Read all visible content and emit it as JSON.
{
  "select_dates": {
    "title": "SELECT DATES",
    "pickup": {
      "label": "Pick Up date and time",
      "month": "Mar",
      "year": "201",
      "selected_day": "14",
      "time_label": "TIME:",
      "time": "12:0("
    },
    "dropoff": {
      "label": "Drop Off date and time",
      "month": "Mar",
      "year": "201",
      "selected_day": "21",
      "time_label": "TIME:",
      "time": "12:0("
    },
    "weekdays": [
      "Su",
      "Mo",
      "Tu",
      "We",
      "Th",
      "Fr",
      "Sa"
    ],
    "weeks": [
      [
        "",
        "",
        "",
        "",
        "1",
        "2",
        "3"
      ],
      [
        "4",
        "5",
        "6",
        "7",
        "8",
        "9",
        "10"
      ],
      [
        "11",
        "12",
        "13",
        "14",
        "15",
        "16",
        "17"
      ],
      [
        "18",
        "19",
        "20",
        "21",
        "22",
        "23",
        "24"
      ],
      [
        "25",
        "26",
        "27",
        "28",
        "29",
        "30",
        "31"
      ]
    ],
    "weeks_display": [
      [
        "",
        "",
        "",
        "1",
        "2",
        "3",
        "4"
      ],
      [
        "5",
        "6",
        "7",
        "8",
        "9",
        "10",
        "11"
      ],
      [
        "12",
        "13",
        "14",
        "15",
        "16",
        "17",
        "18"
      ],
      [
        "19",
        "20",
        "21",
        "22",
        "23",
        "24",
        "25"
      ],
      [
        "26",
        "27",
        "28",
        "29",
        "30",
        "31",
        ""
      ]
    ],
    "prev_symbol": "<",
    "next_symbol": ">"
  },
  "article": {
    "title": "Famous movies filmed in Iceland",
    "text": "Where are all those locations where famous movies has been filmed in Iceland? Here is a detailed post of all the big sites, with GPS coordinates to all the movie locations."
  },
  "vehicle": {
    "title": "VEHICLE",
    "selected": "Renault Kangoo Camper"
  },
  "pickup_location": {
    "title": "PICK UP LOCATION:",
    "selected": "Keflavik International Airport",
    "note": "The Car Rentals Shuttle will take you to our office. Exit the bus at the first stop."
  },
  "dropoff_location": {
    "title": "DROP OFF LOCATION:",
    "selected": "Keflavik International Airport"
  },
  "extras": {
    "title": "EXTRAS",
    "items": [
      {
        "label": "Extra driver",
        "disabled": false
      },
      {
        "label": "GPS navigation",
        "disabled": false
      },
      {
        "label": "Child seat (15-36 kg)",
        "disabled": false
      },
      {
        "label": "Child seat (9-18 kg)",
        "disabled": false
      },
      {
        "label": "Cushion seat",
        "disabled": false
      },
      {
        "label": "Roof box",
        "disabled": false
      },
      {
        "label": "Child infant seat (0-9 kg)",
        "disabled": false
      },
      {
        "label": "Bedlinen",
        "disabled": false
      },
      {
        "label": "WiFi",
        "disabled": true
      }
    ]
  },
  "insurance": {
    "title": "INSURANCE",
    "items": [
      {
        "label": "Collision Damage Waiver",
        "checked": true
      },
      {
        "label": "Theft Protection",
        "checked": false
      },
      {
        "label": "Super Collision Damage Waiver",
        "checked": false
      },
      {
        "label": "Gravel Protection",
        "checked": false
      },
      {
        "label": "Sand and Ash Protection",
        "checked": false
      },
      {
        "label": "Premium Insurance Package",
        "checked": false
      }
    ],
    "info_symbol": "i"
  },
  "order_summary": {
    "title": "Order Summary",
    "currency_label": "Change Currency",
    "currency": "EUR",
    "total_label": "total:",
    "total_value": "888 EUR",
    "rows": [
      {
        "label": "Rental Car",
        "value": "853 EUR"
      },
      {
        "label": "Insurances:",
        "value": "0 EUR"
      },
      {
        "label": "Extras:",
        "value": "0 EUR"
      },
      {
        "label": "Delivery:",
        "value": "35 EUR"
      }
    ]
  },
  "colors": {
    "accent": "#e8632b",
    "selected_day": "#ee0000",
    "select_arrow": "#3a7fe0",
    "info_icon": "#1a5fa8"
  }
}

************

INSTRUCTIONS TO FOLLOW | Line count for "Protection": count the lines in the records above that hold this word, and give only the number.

WRITTEN RESPONSE | 3